Recently, I have developed an interest in the Byzantine Empire, which lasted between, approximately, 330 AD and 1453 AD and was a continuation of the more famous Roman Empire during the Late Antiquity and Middle Ages. My interest probably stems from two sources: studying Latin for four years in high school and realizing that the Byzantine Empire was rarely discussed during my formal education. Several aspects of Byzantine history are quite interesting: the relationship between the emperor and the patriarchs of the historic episcopal sees of Alexandria, Antioch, Jerusalem, Constantinople, and Rome; its differing role in the Crusades; and the religious division caused by Iconoclasm.

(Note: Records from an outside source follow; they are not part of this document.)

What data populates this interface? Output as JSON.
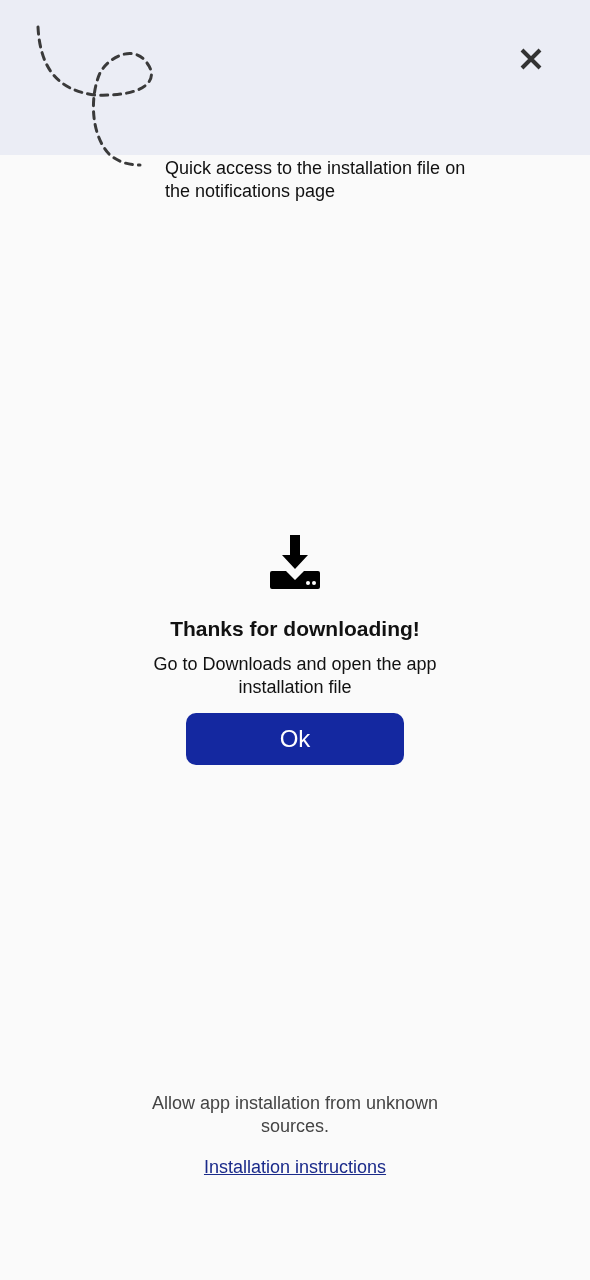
{
  "hint": {
    "text": "Quick access to the installation file on the notifications page"
  },
  "dialog": {
    "title": "Thanks for downloading!",
    "message": "Go to Downloads and open the app installation file",
    "button": "Ok"
  },
  "footer": {
    "note": "Allow app installation from unknown sources.",
    "link": "Installation instructions"
  }
}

Byzantine Iconoclasm refers to two periods in Byzantine history: a sixty-year period in the middle of the 8th century (approximately, 726 AD to 787 AD) and thirty-year period early in the 9th century (approximately, 814 AD to 842 AD). Generally, icons are Byzantine religious works of art, commonly paintings of Christ, Mary, angels, or other saints, which became important to the Byzantines because, in part, they taught the Bible to the illiterate public and were the reported source of innumerable miracles. Individuals who venerated icons were known by several names including iconolaters, iconodules, and iconophiles. However, by the beginning of the 8th century, segments of Byzantine society (primarily the military and some emperors) began to take a strong stance against icons (generally known as Iconoclasm). Individuals who turned away from icon veneration were known as iconoclasts.

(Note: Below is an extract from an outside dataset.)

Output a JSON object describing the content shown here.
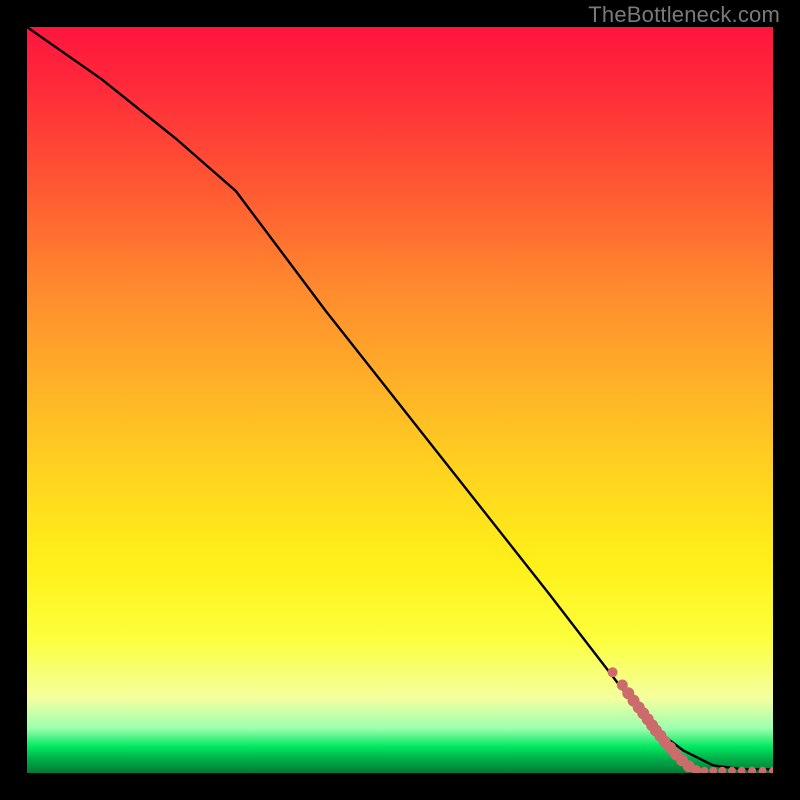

There are several reasons for the rise of Iconoclasm in the Byzantine Empire. Imperial advisors attribute a volcanic eruption in the Aegean Sea to icon veneration. Additionally, the Byzantine Empire was losing battles to the Bulgars in Balkan Mountains. Likewise, the Empire was losing ground to Arabs in the east who had a strict prohibition against graven images, like icons (Thus, the thought was that if prohibitions against graven images worked for the Arabs, then it will work for the Byzantines). Historians have also postulate potential class struggles between the poorer and richer regions of the Empire and between the genders. While it is impossible to conversely articulate the arguments of both Iconoclasts and iconophiles, iconophiles thought physical images help people in spiritual contemplation (much as Christ assumed a physical form). Meanwhile, Iconoclasts thought icons are common materials that will never be sacred and that icons violated the Second Commandment (or, in some religious traditions, the First Commandment) found in Exodus 20:4 – 6 and Deuteronomy 5:8 – 10.
As I read about Byzantine Iconoclasm, I am struck by the legitimate arguments each side had in the debate, the unwillingness of each side to listen to the other and acknowledge the legitimate points, and the devolution in demagoguery. Additionally, I am struck by some of the similarities of 8th and 9th Century Byzantine Iconoclasm with recent issues concerning the American flag and the Star-Spangled Banner. Since the summer, several professional athletes have decided to kneel for the national anthem. Likewise, since the election of Donald Trump, some individuals have decided to demonstrate through the burning of the American flag during protests. History seems to repeat itself twelve centuries after Byzantine Iconoclasm. 21st century American iconophiles hold symbols of American ideals, like the flag and national anthem, in high esteem, sometimes to the detriment of the actual ideal itself. 21st century American iconoclast, on the other hand, hold individual American ideals, like Freedom of Speech, in high esteem, sometimes to the detriment of understanding the importance the flag and national anthem to fellow Americans. In a sense, both sides are right…and both sides are wrong for the same issues during the Byzantine iconoclasm debates of the 8th and 9th century, which were mentioned earlier.
While both 21stcentury American iconophiles and iconoclasts can passionately disagree, including Christians, we must continually abide by what Scripture tells us: “consider[ing] how to stir up one another to love and good works” while seeking and praying for His kingdom to come.
*Byzantine Christ – The most famous of the surviving Byzantine mosaics of the Hagia Sophia in Constantinople – the image of Christ Pantocrator on the walls of the upper southern gallery. Photo via Wikimedia.
*Christ washes apostles feet (Montreale)
*2016 Church of the Brethren Annual Conference, photo by Glenn Riegel
*Soldier with children and dog by @Skeeze
Ian is a former Modern Standard Arabic linguist with the U.S. Air Force and youth pastor before returning to finish his education back home in Pennsylvania. After graduating, Ian married his best friend, Alaina, and the two moved to the District of Columbia, Maryland, Virginia (DMV) where Ian is an attorney with the federal government. Ian enjoys Penn State football, reading in his and Alaina’s library, and pampering their two cats: Nittany and Pride. Ian hopes to remain sensitive to God’s calling and helping others develop a closer relationship with Christ.